The country was profoundly stirred and an unprecedented wave of enthusiasm swept through the country. Lawyers of the distinction of Motilala Neheru, C.R. Das, Rajendra Prasad, and C. Rajagopalachari gave up their lucrative practice. Thousands of students left colleges and schools and many national institutions were established. Subash Chandra Bose resigned his post in the Civil Service, Jawaharlal Neheru bids adieu to the Allahabad High Court.
The Tilak fund was oversubscribed lakhs of spinning wheels were distributed the recruitment of volunteers reached half the target.
The effect of the boycott of foreign cloth was felt throughout the country. It had considerable success in Bengal, Bombay, madras and the united provinces. The boycott of liquor had considerable effect in reducing excise revenue.
The Muslim Ulema gave a Fatwa declaring India Dar-ul-Hurb which enjoined on the Muslims either to wage a Jihad or leave the country. It is estimated that nearly 18,000 Muslims mostly from Sindh and the North-West Frontier Province left for Afghanistan. The Afghan authorities refused to admit them, and they had to return homeless and miserable.
In July 1927 the All-India Khilafat Conference met at Karachi and called upon the Muslim soldier of the Indian army to renounce service as it was religiously unlawful. For this Muhammad Ali was prosecuted.
In November 1921, the Congress met at Ahmadabad. It was decided that both individual and mass civil disobedience might be launched, and Gandhiji was appointed the sole dictator to conduct it.
Unfortunately a tragic event occurred on February 5, 1922 at Chaurichura, a small town in the district of Gorakhpur, U.P. A number of policemen came into conflict with a procession. Being overwhelmed they took shelter in the thane. The violent mob set fire to the building reducing the man to ashes.
Gandhiji could not tolerate violence; he immediately suspended the movement.
Gandhiji decision was unfortunate. It was tantamount to an acknowledgement of defeat. Motilal Neheru, Jawaharlal Neheru, Subash Chandra Bose, C.R. Das all was angry with him, but nobody had the courage to oppose him openly.
In the meantime political events in Turkey made the whole issue of Khilafat irrelevant. In October 1922 the Turkish nationalists under the leadership of Mustafa Kamal Pasha abolished monarchy and established the Turkish Republic. The Khalifa was deprived of all political authority. Two years latter the office of the Khalifa was also abolished.
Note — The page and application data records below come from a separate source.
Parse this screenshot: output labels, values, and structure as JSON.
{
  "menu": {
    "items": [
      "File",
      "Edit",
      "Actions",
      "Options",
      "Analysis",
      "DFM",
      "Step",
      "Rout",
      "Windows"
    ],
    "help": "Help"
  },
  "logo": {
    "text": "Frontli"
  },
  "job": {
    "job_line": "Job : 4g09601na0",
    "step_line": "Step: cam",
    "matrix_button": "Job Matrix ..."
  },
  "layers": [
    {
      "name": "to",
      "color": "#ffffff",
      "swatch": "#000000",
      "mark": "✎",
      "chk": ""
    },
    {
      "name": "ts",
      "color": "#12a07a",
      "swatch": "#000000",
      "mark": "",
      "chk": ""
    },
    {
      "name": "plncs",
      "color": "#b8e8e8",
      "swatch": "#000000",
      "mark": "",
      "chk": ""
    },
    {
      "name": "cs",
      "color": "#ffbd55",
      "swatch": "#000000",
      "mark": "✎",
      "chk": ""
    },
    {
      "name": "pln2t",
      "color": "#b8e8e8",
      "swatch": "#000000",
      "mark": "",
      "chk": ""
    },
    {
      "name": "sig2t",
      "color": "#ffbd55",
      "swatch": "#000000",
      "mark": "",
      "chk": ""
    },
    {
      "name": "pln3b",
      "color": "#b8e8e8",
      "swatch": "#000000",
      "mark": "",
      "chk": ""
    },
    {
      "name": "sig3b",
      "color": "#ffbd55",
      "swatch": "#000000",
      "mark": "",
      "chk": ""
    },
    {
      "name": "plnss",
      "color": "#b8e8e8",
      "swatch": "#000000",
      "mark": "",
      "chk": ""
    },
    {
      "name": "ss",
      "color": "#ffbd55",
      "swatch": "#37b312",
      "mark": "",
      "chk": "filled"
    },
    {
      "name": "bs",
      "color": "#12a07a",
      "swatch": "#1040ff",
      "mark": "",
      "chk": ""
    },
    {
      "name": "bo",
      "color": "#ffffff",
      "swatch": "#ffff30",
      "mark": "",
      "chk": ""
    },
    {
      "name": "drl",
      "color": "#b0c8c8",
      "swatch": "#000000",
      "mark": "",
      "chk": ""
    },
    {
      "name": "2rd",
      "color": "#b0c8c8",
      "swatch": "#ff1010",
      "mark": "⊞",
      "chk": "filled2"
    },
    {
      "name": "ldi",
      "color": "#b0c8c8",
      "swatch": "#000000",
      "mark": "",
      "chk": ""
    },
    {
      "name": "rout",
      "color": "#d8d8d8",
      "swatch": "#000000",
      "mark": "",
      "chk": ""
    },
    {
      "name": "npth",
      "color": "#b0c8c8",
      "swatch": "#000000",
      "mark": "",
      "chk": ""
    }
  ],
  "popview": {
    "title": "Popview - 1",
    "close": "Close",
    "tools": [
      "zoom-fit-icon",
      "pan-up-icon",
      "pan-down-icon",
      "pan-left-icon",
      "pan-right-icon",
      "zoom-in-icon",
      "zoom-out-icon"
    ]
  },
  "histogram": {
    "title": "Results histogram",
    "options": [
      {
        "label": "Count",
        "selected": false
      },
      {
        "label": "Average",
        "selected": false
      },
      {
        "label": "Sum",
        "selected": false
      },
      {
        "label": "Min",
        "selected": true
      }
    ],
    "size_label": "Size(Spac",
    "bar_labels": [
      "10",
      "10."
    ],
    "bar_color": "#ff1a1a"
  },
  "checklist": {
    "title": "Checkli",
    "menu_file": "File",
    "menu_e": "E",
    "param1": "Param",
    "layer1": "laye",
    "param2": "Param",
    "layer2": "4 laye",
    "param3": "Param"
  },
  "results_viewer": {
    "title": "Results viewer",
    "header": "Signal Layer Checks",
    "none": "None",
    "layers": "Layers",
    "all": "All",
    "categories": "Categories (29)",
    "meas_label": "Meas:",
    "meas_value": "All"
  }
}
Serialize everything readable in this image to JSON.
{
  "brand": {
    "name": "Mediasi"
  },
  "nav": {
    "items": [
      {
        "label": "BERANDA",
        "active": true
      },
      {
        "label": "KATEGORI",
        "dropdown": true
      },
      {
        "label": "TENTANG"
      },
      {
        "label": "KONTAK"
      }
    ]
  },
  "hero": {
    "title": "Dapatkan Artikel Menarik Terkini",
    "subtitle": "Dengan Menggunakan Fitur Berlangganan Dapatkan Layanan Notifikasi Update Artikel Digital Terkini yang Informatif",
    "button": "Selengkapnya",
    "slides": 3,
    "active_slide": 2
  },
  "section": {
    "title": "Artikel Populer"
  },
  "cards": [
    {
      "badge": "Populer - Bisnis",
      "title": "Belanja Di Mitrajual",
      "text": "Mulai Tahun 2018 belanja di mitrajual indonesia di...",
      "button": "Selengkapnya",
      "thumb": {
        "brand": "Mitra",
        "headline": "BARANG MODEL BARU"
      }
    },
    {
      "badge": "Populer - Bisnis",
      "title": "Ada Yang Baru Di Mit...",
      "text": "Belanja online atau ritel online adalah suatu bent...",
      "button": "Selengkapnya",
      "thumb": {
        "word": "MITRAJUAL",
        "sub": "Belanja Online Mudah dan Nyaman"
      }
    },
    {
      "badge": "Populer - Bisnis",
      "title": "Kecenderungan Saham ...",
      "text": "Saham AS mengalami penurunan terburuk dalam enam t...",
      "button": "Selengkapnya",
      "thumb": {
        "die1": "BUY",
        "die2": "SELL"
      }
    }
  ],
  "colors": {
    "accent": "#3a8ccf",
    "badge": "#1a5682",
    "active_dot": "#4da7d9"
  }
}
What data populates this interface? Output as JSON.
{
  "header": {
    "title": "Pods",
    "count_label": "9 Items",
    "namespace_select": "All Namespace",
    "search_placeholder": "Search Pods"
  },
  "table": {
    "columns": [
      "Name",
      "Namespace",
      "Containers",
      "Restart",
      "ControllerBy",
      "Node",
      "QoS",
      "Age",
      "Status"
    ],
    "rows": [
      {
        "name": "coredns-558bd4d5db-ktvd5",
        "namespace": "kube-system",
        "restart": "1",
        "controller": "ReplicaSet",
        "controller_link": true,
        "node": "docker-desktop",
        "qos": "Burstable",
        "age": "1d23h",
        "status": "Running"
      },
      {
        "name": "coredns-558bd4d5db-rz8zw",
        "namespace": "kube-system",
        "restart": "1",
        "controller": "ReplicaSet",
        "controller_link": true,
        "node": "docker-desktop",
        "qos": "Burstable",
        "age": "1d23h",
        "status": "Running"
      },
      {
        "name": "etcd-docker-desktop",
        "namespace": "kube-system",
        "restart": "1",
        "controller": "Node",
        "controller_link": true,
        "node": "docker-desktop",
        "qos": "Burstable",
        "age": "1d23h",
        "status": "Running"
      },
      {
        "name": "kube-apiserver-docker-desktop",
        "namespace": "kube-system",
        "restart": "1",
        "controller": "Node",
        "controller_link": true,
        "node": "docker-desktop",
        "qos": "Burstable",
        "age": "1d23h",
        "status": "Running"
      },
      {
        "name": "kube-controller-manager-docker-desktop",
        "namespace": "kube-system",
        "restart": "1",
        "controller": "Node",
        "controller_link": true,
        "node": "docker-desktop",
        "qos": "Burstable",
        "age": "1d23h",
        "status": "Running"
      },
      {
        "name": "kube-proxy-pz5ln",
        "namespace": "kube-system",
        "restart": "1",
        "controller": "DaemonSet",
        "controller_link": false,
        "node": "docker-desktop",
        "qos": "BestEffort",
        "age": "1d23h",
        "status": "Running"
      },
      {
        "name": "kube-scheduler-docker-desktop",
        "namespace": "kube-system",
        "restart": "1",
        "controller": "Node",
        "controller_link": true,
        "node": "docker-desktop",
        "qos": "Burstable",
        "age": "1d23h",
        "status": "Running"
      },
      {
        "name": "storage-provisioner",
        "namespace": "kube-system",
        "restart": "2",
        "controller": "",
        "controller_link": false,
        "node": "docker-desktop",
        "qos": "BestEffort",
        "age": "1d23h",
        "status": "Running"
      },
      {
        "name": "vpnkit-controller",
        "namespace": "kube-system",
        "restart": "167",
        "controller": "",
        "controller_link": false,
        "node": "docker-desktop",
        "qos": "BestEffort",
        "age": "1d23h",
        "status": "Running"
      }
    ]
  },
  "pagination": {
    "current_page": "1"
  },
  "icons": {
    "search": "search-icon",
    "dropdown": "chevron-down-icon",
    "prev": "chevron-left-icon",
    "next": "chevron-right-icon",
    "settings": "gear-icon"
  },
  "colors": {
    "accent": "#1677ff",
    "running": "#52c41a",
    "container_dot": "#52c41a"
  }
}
The government tried to suppress the movement with a heavy hand. In the beginning it made use of the Criminal Amendant and the Seditious Meeting Act. When the Khilafatists began to advocate the boycott of the military services, prosecutions were started against them. In November 1921, the Congress and Khilafat volunteer organizations were banned. More than 30,000 individual non-cooperators were thrown into prison including a great many leaders in March 1922; Gandhi himself was arrested and jailed for six years.
In order to suppress the movement the government used most barbarous methods, but the satyagrahis showed exemplary courage forbearance and discipline.
Results of the Movement:-
In the words of Dr. Tara Chand the Non co-operation Movement was the “first unarmed revolt not only in the history of India but in all history.”
But it failed to achieve its two proclaimed objectives – the restitution of the Khilafat and the attainment of Swaraj. However, it would be wrong to say that it was a total failure. Its gains were:
The general awakening of the masses to their political rights and privileges.
The total loss of faith in the existing system of government.
The belief that it was only through their own efforts that India could hope to be free;
The faith in the Congress as the only organization which could properly direct national effort to gain freedom; and
The utter failure of repression to cow down the people.
For the first time the masses were associated with the freedom. Struggle which broadened the base of the national movement and gave it a mass character.